7.4 Thermal Properties of Materials

In the above examples, we have mentioned several thermal properties such as thermal capacity and specific heat. Now we wish to define them more carefully.

Specific heat is defined as: \[\begin{equation} c = \frac{\Delta O}{\Delta T \, M} \tag{7.17} \end{equation}\] where
  • \(c\) is the specific heat (J kg-1 °C-1),
  • \(\Delta Q\) is the heat flux (J),
  • \(\Delta T\) is a 1° change temperature (°C), and
  • \(M\) is a 1 kilogram system (kg).

We cannot measure the amount of heat a body can hold, so in a sense the term specific heat is misleading, but it is commonly used. It is simply the amount of heat which must be added per unit mass of material for a \(1^{\circ}C\) rise in temperature. What actually is changing is the internal energy of the system. Table 7.3 (after Monteith 1973) shows values of specific heat for different materials. See Stevenson (1979a) or Zemansky and Van Ness (1966) for a more formal definition.

The heat capacity of the system can then be obtained by multiplying the mass of the system by specific heat: \[\begin{equation} C = Mc \tag{7.18} \end{equation}\]

For instance, if we consider \(0.12 kg\) of granite and the same weight of peat soil as two systems (see Table 7.3, the heat capacity of each is the specific heat c times the mass \(M\) or \(96 J kg^{-1} {^{\circ}C^{-1}}\) for granite and \(226J kg^{-1} °C^{-1}\) the peat. To calculate the energy necessary to raise each system \(10°C\), we can employ equation (7.18) in the form \[\Delta Q = \Delta T \, M \, c\] The answer is found to 960 J for the granite and 2,200 J for the peat.

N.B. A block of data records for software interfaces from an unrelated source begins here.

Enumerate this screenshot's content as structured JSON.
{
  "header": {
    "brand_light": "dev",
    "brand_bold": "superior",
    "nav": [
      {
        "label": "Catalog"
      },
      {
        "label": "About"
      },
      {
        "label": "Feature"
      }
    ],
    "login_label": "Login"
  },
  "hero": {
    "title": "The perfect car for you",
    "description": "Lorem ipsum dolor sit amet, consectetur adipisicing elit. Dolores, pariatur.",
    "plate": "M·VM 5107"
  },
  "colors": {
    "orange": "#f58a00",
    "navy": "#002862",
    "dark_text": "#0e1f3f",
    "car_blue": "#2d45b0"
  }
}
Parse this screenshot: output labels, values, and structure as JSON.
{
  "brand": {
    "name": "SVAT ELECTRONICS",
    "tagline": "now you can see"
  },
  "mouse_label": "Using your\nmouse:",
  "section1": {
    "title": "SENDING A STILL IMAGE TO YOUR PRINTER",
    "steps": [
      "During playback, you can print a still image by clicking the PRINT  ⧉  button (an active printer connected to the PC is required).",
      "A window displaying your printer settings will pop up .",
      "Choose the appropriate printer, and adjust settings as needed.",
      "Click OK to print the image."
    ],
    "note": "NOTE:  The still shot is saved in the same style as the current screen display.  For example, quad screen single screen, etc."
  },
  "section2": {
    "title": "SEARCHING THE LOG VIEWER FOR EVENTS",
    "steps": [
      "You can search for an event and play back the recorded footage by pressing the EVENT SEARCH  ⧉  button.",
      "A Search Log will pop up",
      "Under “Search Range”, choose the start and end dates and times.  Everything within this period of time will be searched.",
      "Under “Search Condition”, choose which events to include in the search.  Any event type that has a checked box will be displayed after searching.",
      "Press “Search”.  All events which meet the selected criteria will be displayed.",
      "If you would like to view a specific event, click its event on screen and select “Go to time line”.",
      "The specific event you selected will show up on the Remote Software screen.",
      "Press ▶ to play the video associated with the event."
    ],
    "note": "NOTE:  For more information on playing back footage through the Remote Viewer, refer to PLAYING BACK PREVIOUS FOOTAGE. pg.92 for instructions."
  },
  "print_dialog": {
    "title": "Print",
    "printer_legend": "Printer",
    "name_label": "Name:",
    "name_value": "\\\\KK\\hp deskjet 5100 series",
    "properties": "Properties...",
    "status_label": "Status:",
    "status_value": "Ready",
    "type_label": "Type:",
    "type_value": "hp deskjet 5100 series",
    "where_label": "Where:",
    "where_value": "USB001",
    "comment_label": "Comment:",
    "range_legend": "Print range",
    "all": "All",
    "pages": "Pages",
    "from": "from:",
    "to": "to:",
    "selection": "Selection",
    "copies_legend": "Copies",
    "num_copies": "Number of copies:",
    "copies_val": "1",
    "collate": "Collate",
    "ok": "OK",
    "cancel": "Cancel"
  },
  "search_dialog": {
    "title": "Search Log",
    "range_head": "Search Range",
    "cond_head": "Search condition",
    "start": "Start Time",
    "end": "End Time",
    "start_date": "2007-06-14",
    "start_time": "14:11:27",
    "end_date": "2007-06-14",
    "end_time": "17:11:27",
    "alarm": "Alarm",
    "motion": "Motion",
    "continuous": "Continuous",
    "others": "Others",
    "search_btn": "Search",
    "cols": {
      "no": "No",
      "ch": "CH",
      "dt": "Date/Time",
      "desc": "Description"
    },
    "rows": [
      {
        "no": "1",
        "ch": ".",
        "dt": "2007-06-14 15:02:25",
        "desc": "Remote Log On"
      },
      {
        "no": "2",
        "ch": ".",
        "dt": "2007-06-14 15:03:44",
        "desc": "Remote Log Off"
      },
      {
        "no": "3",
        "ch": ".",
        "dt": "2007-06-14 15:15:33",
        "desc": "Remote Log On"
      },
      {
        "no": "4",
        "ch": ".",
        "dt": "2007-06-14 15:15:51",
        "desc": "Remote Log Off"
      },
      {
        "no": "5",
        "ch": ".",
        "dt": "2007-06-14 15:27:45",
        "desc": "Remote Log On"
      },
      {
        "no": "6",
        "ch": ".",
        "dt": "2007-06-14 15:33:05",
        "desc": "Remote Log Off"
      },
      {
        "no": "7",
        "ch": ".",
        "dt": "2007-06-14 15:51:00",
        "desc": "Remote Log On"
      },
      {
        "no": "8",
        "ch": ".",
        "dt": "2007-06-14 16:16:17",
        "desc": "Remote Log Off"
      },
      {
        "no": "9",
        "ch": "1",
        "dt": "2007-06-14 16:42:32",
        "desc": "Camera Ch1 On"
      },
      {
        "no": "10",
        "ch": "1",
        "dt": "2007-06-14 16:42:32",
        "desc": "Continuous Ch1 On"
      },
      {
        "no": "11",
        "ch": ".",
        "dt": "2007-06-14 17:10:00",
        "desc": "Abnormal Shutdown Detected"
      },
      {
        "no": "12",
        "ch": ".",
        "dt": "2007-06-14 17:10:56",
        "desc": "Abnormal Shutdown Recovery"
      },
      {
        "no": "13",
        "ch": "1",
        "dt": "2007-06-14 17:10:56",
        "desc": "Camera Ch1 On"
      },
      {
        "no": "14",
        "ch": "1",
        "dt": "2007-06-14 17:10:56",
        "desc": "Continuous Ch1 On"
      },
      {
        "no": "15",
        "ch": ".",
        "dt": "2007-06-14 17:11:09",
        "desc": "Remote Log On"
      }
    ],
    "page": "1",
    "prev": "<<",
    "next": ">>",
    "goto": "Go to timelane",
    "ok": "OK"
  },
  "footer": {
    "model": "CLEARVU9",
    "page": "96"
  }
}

Table 7.3. Thermal properties of natural materials.

Material Density Specific heat Thermal conductivity Thermal capacity Thermal diffusivity
\(\rho\) \(c\) \(k\) \(C_V=\rho c\) \(k = \frac{k}{\rho c}\)
kg m-3 \(\times\) 103 J kg-1 °C-1 \(\times\) 103 Wm-1°C-1 J m-3 °C-1 \(\times\) 106 m2s-1 \(\times\) 10-6
Granite 2.6 0.8 4.61 2.08 2.22
Quartz 2.66 0.8 8.8 2.13 4.14
Clay minerals 2.65 0.9 2.92 2.39 1.22
Ice 0.9 2.1 2.3 1.89 1.22
Old snow 0.5 2.1 0.29 1.05 0.28
New snow 0.1 2.1 0.08 0.21 0.38
Wet sand 1.6 1.3 1.68 2.08 0.81
Dry sand 1.4 0.8 0.17 1.12 0.15
Wet marsh soil 0.9 3.4 0.84 3.06 0.27
Peat soil 0.3 1.8 0.06 0.54 0.11
Still water 1 4.18 0.63 4.18 0.15
Still air 0.001 1 0.02 0.001 20
Organic matter 1.3 1.92 0.25 1
Fur 0.98 0.33
Mean body 0.98 - 1.05 3.42
Fat 1.88 0.14 - 0.20
Plant leaf
Wood 0.6 1.3 0.15 0.78 0.19
An equally valid way of considering the heat capacity of a system is to define the thermal capacity. It is the heat added per degree change per unit volume and thus is equal to the specific heat times the density of the material of the system (see Table 7.3). \[\begin{equation} c_v = \frac{\Delta Q}{\Delta T \, V} \tag{7.19} \end{equation}\] where
  • \(c_v\) is thermal capacity (\(J m^{-3}\)),
  • \(\Delta Q\) is the heat change in the system (\(J\)),
  • \(\Delta T\) is change in temperature (\(^{\circ}C\)), and
  • \(V\) is unit volume (\(m^3\)).

Thermal conductivity along with the notions of conductance and thermal resistance have already been discussed and defined in the section on conduction. The last parameter we wish to define is the thermal diffusivity \(K\) which is the ratio of the thermal conductivity \(K\) divided by density \(\rho\) times the specific heat.

\[\begin{equation} K = \frac{k}{\rho c} \bigg(\frac{J m^{-1} {^{\circ}C^{-1}} s^{-1}}{kg \, m^{-3} \, kg^{-1} {^{\circ}C^{-1}}}\bigg) \\ = m^2 s^{-1} \tag{7.20} \end{equation}\] The thermal diffusity is important in non-steady state conduction problems where thermal energy can be stored or transported as shown in the first example of heat flow in the soil.